> _What is expected_:
Please write out all of the entries without altering anything.

^^^^^^^^^^^^^^^^

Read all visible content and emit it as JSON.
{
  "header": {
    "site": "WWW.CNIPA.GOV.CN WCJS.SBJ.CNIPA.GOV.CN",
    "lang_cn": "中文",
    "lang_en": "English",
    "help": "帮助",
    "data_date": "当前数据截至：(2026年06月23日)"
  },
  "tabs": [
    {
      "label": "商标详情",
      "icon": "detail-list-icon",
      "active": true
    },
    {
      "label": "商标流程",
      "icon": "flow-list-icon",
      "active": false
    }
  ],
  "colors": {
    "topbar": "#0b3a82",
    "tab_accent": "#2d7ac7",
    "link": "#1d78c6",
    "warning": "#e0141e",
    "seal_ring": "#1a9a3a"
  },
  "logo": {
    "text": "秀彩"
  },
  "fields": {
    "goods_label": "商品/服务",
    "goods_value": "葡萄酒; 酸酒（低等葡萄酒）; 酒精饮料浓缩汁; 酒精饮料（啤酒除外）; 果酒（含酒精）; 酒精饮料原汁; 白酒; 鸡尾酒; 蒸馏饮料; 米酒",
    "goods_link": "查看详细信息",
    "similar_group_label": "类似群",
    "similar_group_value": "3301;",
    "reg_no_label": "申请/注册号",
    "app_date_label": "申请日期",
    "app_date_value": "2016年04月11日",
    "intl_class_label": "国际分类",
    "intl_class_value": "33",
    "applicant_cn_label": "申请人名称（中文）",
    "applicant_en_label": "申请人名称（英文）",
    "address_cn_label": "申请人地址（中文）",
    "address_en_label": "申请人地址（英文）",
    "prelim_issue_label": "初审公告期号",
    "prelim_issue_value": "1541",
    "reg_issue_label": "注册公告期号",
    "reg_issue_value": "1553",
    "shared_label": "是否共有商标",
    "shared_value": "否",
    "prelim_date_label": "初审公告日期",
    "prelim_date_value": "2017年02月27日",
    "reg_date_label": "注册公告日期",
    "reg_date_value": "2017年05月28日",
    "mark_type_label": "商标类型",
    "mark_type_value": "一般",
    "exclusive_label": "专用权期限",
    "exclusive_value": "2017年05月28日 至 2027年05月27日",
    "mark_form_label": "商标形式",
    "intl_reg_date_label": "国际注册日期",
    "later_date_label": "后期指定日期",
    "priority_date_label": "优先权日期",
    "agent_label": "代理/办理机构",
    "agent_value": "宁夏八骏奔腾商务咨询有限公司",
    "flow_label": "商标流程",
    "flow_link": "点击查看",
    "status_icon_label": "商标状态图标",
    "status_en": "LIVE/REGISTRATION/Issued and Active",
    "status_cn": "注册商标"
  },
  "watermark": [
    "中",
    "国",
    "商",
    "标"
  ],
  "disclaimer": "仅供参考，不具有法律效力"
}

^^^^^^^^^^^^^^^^

> _Problem solution_:
Read all visible content and emit it as JSON.
{
  "header": {
    "site": "WWW.CNIPA.GOV.CN WCJS.SBJ.CNIPA.GOV.CN",
    "lang_cn": "中文",
    "lang_en": "English",
    "help": "帮助",
    "data_date": "当前数据截至：(2026年06月23日)"
  },
  "tabs": [
    {
      "label": "商标详情",
      "icon": "detail-list-icon",
      "active": true
    },
    {
      "label": "商标流程",
      "icon": "flow-list-icon",
      "active": false
    }
  ],
  "colors": {
    "topbar": "#0b3a82",
    "tab_accent": "#2d7ac7",
    "link": "#1d78c6",
    "warning": "#e0141e",
    "seal_ring": "#1a9a3a"
  },
  "logo": {
    "text": "秀彩"
  },
  "fields": {
    "goods_label": "商品/服务",
    "goods_value": "葡萄酒; 酸酒（低等葡萄酒）; 酒精饮料浓缩汁; 酒精饮料（啤酒除外）; 果酒（含酒精）; 酒精饮料原汁; 白酒; 鸡尾酒; 蒸馏饮料; 米酒",
    "goods_link": "查看详细信息",
    "similar_group_label": "类似群",
    "similar_group_value": "3301;",
    "reg_no_label": "申请/注册号",
    "app_date_label": "申请日期",
    "app_date_value": "2016年04月11日",
    "intl_class_label": "国际分类",
    "intl_class_value": "33",
    "applicant_cn_label": "申请人名称（中文）",
    "applicant_en_label": "申请人名称（英文）",
    "address_cn_label": "申请人地址（中文）",
    "address_en_label": "申请人地址（英文）",
    "prelim_issue_label": "初审公告期号",
    "prelim_issue_value": "1541",
    "reg_issue_label": "注册公告期号",
    "reg_issue_value": "1553",
    "shared_label": "是否共有商标",
    "shared_value": "否",
    "prelim_date_label": "初审公告日期",
    "prelim_date_value": "2017年02月27日",
    "reg_date_label": "注册公告日期",
    "reg_date_value": "2017年05月28日",
    "mark_type_label": "商标类型",
    "mark_type_value": "一般",
    "exclusive_label": "专用权期限",
    "exclusive_value": "2017年05月28日 至 2027年05月27日",
    "mark_form_label": "商标形式",
    "intl_reg_date_label": "国际注册日期",
    "later_date_label": "后期指定日期",
    "priority_date_label": "优先权日期",
    "agent_label": "代理/办理机构",
    "agent_value": "宁夏八骏奔腾商务咨询有限公司",
    "flow_label": "商标流程",
    "flow_link": "点击查看",
    "status_icon_label": "商标状态图标",
    "status_en": "LIVE/REGISTRATION/Issued and Active",
    "status_cn": "注册商标"
  },
  "watermark": [
    "中",
    "国",
    "商",
    "标"
  ],
  "disclaimer": "仅供参考，不具有法律效力"
}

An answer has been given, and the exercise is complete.